The holidays are filled with celebration, food, family…and toys. So. Many. Toys. If dolls, Legos, art supplies, and games have taken over your house, fear not—it can be reclaimed!
As a mom of two girls and someone who organizes other people’s homes for a living, I have seen lots of playrooms, bedrooms, and living rooms that are overrun with toys. And I’ve noticed that having too many choices seems to overwhelm kids. It’s more fun to play when there’s space to spread out. And you’d probably enjoying sitting down in your living room without seeing toys strewn about. So how do you unclutter the toys?
Remove toys your kids have outgrown
If they’ve aged past it, it’s time to go. If it’s an absolute treasure worth saving for future grandkids, pack well and move to the attic. Anything else can be passed on to friends or family with younger kids, the library or doctor’s office, or donated to charity.
Look for toys with broken pieces
and missing parts
Game or puzzle missing multiple pieces? Headless Barbie doll? Car with three wheels? Say goodbye. When you have a surplus of toys, broken ones are unlikely to be played with.
Look for things that never get used
If it never leaves the shelf, it probably won’t be missed.
Involve them in the process—or don’t
If your kids are old enough and receptive, ask them to choose things to donate. Knowing their rarely used toys will make another kid happy can be really motivating. Or maybe your kids don’t want to part with anything, played with or not…it’s very common! If that’s your situation, declutter when they’re not home, or sleeping, to make it less of a battle.
This works best for babies, toddlers and preschoolers. Instead of all toys out all the time, split them in half and after a couple weeks swap them out.
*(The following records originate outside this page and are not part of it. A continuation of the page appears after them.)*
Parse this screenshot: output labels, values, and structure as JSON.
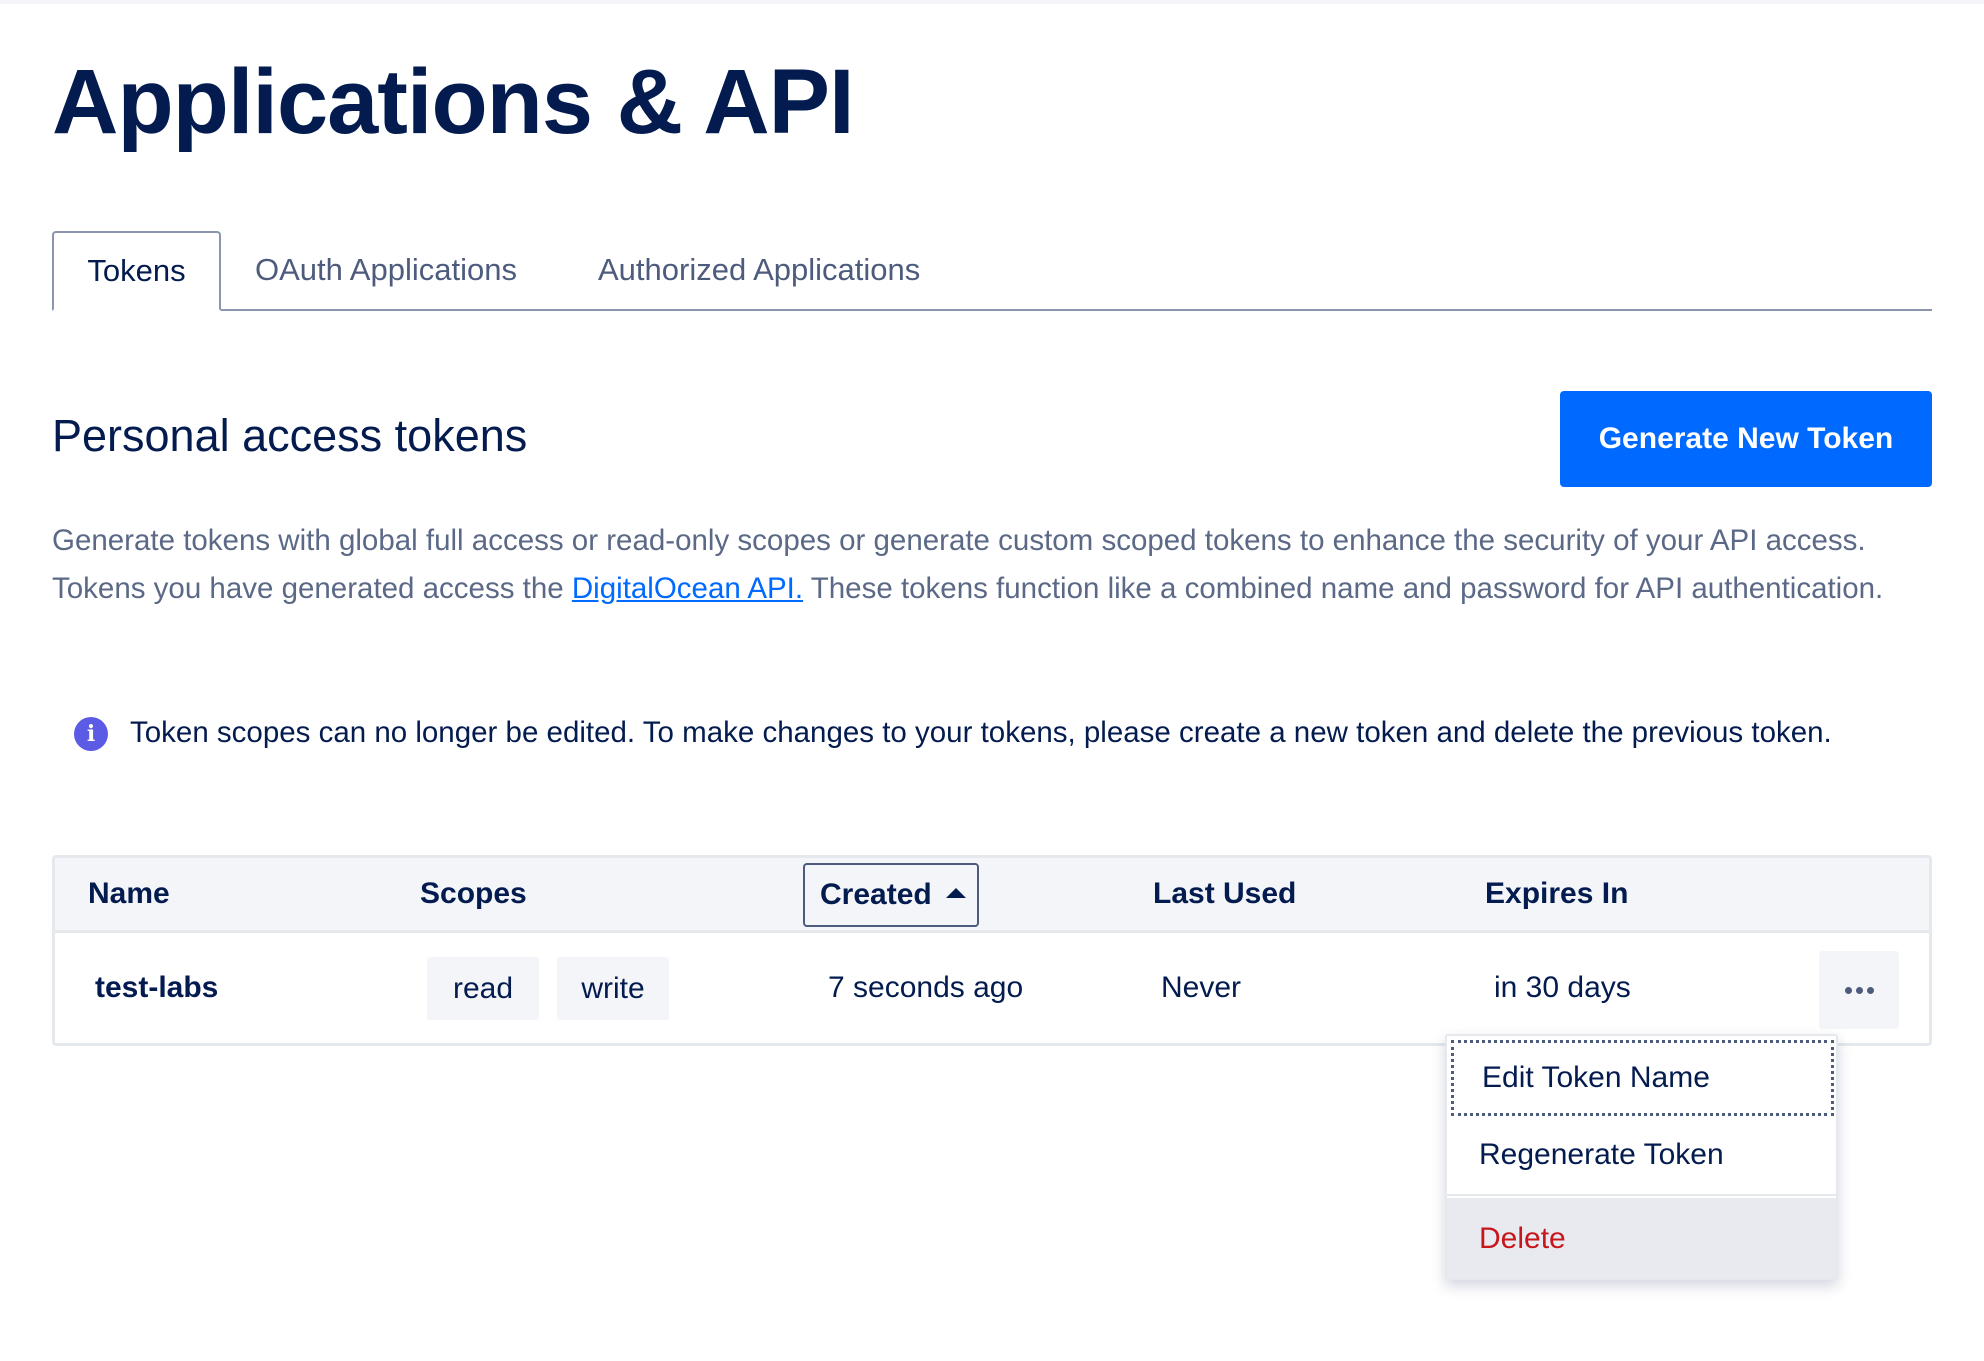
{
  "page": {
    "title": "Applications & API"
  },
  "tabs": [
    {
      "label": "Tokens",
      "active": true
    },
    {
      "label": "OAuth Applications",
      "active": false
    },
    {
      "label": "Authorized Applications",
      "active": false
    }
  ],
  "section": {
    "title": "Personal access tokens",
    "generate_button": "Generate New Token",
    "description_before_link": "Generate tokens with global full access or read-only scopes or generate custom scoped tokens to enhance the security of your API access. Tokens you have generated access the ",
    "description_link": "DigitalOcean API.",
    "description_after_link": " These tokens function like a combined name and password for API authentication."
  },
  "notice": {
    "icon": "info-icon",
    "text": "Token scopes can no longer be edited. To make changes to your tokens, please create a new token and delete the previous token."
  },
  "table": {
    "columns": [
      "Name",
      "Scopes",
      "Created",
      "Last Used",
      "Expires In"
    ],
    "sorted_by": "Created",
    "sort_direction": "ascending",
    "rows": [
      {
        "name": "test-labs",
        "scopes": [
          "read",
          "write"
        ],
        "created": "7 seconds ago",
        "last_used": "Never",
        "expires_in": "in 30 days",
        "actions_icon": "more-horizontal-icon"
      }
    ]
  },
  "row_menu": {
    "items": [
      {
        "label": "Edit Token Name",
        "focused": true
      },
      {
        "label": "Regenerate Token",
        "focused": false
      },
      {
        "label": "Delete",
        "hovered": true,
        "danger": true
      }
    ]
  },
  "colors": {
    "primary": "#0069ff",
    "heading": "#031b4e",
    "muted_text": "#5b6987",
    "info": "#5b5be6",
    "danger": "#c8161d"
  }
}
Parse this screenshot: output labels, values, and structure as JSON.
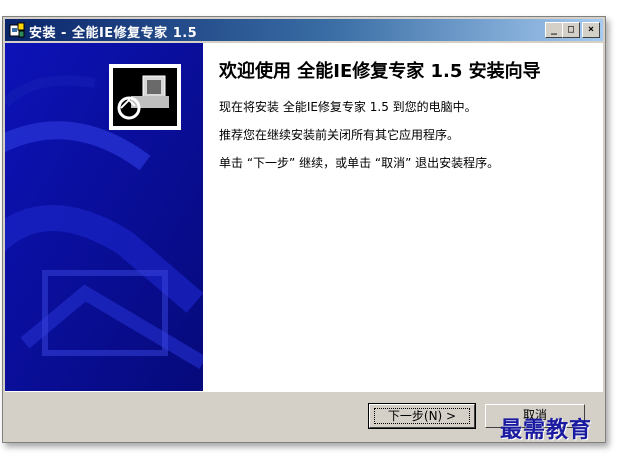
{
  "window": {
    "title": "安装 - 全能IE修复专家 1.5",
    "controls": {
      "minimize": "_",
      "maximize": "□",
      "close": "×"
    }
  },
  "wizard": {
    "heading": "欢迎使用 全能IE修复专家 1.5 安装向导",
    "paragraphs": [
      "现在将安装 全能IE修复专家 1.5 到您的电脑中。",
      "推荐您在继续安装前关闭所有其它应用程序。",
      "单击 “下一步” 继续，或单击 “取消” 退出安装程序。"
    ]
  },
  "buttons": {
    "next": "下一步(N) >",
    "cancel": "取消"
  },
  "watermark": "最需教育",
  "colors": {
    "side_panel": "#0a0fa6",
    "title_bar": "#0a246a",
    "dialog": "#d4d0c8"
  },
  "icons": [
    "installer-app-icon",
    "setup-computer-logo"
  ]
}
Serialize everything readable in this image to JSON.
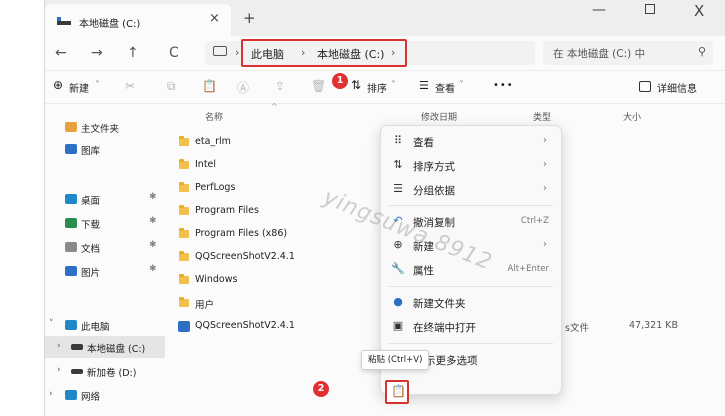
{
  "window": {
    "tab_title": "本地磁盘 (C:)",
    "tab_close": "×",
    "tab_new": "+",
    "minimize": "—",
    "close": "X",
    "colors": {
      "accent": "#2d6fc4",
      "highlight_box": "#d93030",
      "folder": "#f2c04b"
    }
  },
  "nav": {
    "back": "←",
    "forward": "→",
    "up": "↑",
    "refresh": "C",
    "breadcrumb": [
      "此电脑",
      "本地磁盘 (C:)"
    ],
    "chev": "›",
    "search_placeholder": "在 本地磁盘 (C:) 中",
    "search_icon_glyph": "⚲"
  },
  "toolbar": {
    "new_label": "新建",
    "new_glyph": "⊕",
    "sort_label": "排序",
    "view_label": "查看",
    "more": "•••",
    "details_label": "详细信息",
    "cut_glyph": "✂",
    "copy_glyph": "⧉",
    "paste_glyph": "📋",
    "rename_glyph": "Ⓐ",
    "share_glyph": "⇪",
    "delete_glyph": "🗑",
    "badge_1": "1",
    "dropdown": "˅"
  },
  "sidebar": {
    "items": [
      {
        "label": "主文件夹",
        "pinned": false
      },
      {
        "label": "图库",
        "pinned": false
      },
      {
        "label": "桌面",
        "pinned": true
      },
      {
        "label": "下载",
        "pinned": true
      },
      {
        "label": "文档",
        "pinned": true
      },
      {
        "label": "图片",
        "pinned": true
      },
      {
        "label": "此电脑",
        "pinned": false
      },
      {
        "label": "本地磁盘 (C:)",
        "pinned": false
      },
      {
        "label": "新加卷 (D:)",
        "pinned": false
      },
      {
        "label": "网络",
        "pinned": false
      }
    ],
    "pin_glyph": "✱",
    "expand_glyph": "›",
    "expanded_glyph": "˅"
  },
  "list": {
    "columns": {
      "name": "名称",
      "date": "修改日期",
      "type": "类型",
      "size": "大小"
    },
    "sort_arrow": "^",
    "rows": [
      {
        "name": "eta_rlm",
        "kind": "folder",
        "type": "",
        "size": ""
      },
      {
        "name": "Intel",
        "kind": "folder",
        "type": "",
        "size": ""
      },
      {
        "name": "PerfLogs",
        "kind": "folder",
        "type": "",
        "size": ""
      },
      {
        "name": "Program Files",
        "kind": "folder",
        "type": "",
        "size": ""
      },
      {
        "name": "Program Files (x86)",
        "kind": "folder",
        "type": "",
        "size": ""
      },
      {
        "name": "QQScreenShotV2.4.1",
        "kind": "folder",
        "type": "",
        "size": ""
      },
      {
        "name": "Windows",
        "kind": "folder",
        "type": "",
        "size": ""
      },
      {
        "name": "用户",
        "kind": "folder",
        "type": "",
        "size": ""
      },
      {
        "name": "QQScreenShotV2.4.1",
        "kind": "app",
        "type": "s文件",
        "size": "47,321 KB"
      }
    ]
  },
  "context_menu": {
    "items": [
      {
        "icon": "⠿",
        "label": "查看",
        "shortcut": "",
        "submenu": true
      },
      {
        "icon": "⇅",
        "label": "排序方式",
        "shortcut": "",
        "submenu": true
      },
      {
        "icon": "☰",
        "label": "分组依据",
        "shortcut": "",
        "submenu": true
      },
      {
        "icon": "↶",
        "label": "撤消复制",
        "shortcut": "Ctrl+Z",
        "submenu": false
      },
      {
        "icon": "⊕",
        "label": "新建",
        "shortcut": "",
        "submenu": true
      },
      {
        "icon": "🔧",
        "label": "属性",
        "shortcut": "Alt+Enter",
        "submenu": false
      },
      {
        "icon": "●",
        "label": "新建文件夹",
        "shortcut": "",
        "submenu": false
      },
      {
        "icon": "▣",
        "label": "在终端中打开",
        "shortcut": "",
        "submenu": false
      },
      {
        "icon": "",
        "label": "示更多选项",
        "shortcut": "",
        "submenu": false
      }
    ],
    "arrow": "›",
    "tooltip": "粘贴 (Ctrl+V)",
    "badge_2": "2",
    "paste_glyph": "📋"
  },
  "watermark": "yingsuwa  8912"
}
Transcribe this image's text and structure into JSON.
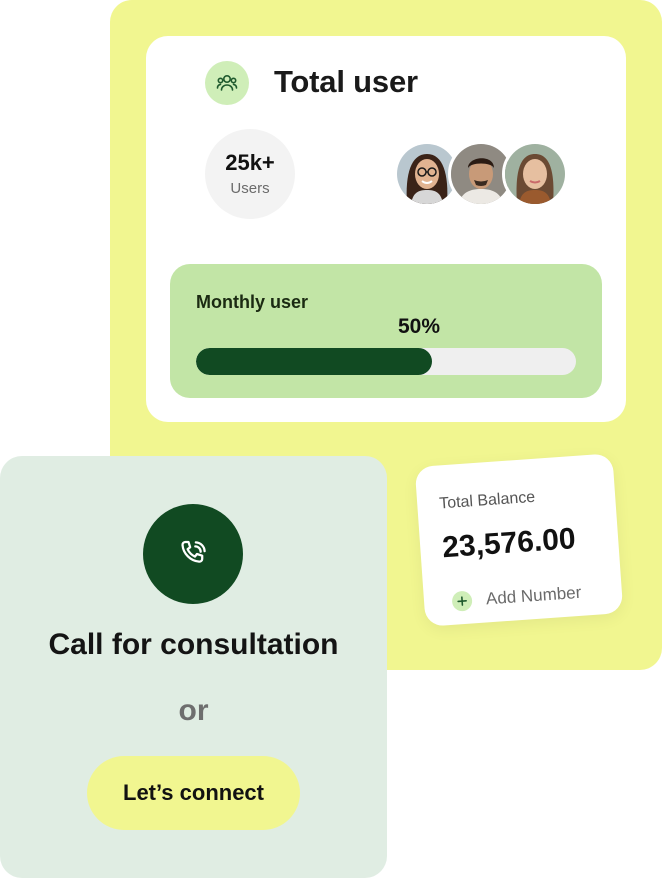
{
  "colors": {
    "yellow_accent": "#f1f690",
    "green_dark": "#114a22",
    "green_light": "#c2e5a6",
    "mint_background": "#e0ede3",
    "icon_tint": "#cfeeb8"
  },
  "user_card": {
    "title": "Total user",
    "icon": "users-icon",
    "users_count": "25k+",
    "users_label": "Users",
    "avatars": [
      {
        "icon": "avatar-woman-glasses"
      },
      {
        "icon": "avatar-man"
      },
      {
        "icon": "avatar-woman"
      }
    ],
    "monthly": {
      "label": "Monthly user",
      "percent_text": "50%",
      "progress": 0.62
    }
  },
  "balance_card": {
    "label": "Total Balance",
    "value": "23,576.00",
    "add_label": "Add Number",
    "add_icon": "plus-icon"
  },
  "consult_card": {
    "icon": "phone-call-icon",
    "title": "Call for consultation",
    "or_text": "or",
    "button_label": "Let’s connect"
  }
}
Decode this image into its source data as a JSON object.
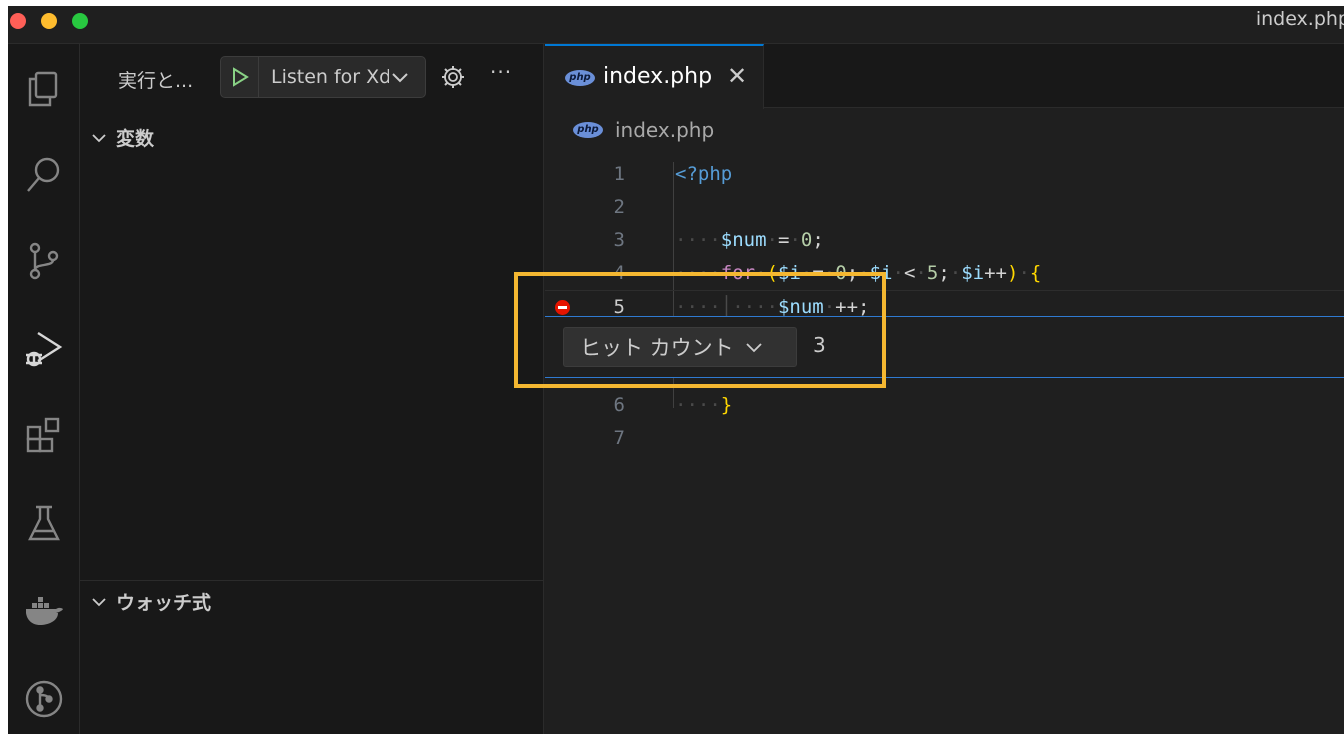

It’s almost like getting new toys, but your house stays uncluttered.
Create a temporary home if you’re unsure about getting rid of something
If you’re worried your kids might miss something you declutter, move it out of sight. If they ask, get it out—but if they don’t mention the toy in the time frame you determine (1 month, 3 months, etc.), pass it on.
Think of crafts as an experience and not something that must be saved for eternity
Craft kits are great…until there’s a year’s worth of slime, jewelry, and painted rocks in your living room. The fun is in making the craft—they’re not all keepers. Ask your kids to choose a few favorites to keep…or smuggle things out under the cover of darkness once they’re asleep. You can always take a picture of it first.
Make it easy for kids to clean up—and know where things belong
Think about classrooms and day cares. Every single toy, game, art supply, etc. has a home, and when kids finish using it, that’s where it goes. The shelves, bins, etc. are labeled so everyone knows where things belong. Kids play with one thing, then clean it up before switching activities so the mess doesn’t get too big. You can use these strategies at home—I use them when I organize toys. Though I’ll admit the “clean up as you go” part is MUCH harder to implement at home… Sort the toys (i.e. Barbie dolls, baby dolls, Legos, Magna-Tiles) and designate a container for each category. Label it—if your kids aren’t reading yet, use pictures. Sturdy plastic bins can be cleaned, labeled, and easily carried around. Woven baskets are a great way to camouflage toys kept in the living room. Tossing toys into a bin is an easy way to clean up. It’s the rare kid who will color-code their Legos at clean-up time—keep it simple and you’re more likely to get them on board.
So there you have it! Declutter those toys and enjoy easier clean up and a neater house. ″
Laura Weiler is a home organizer and founder of An Organized Start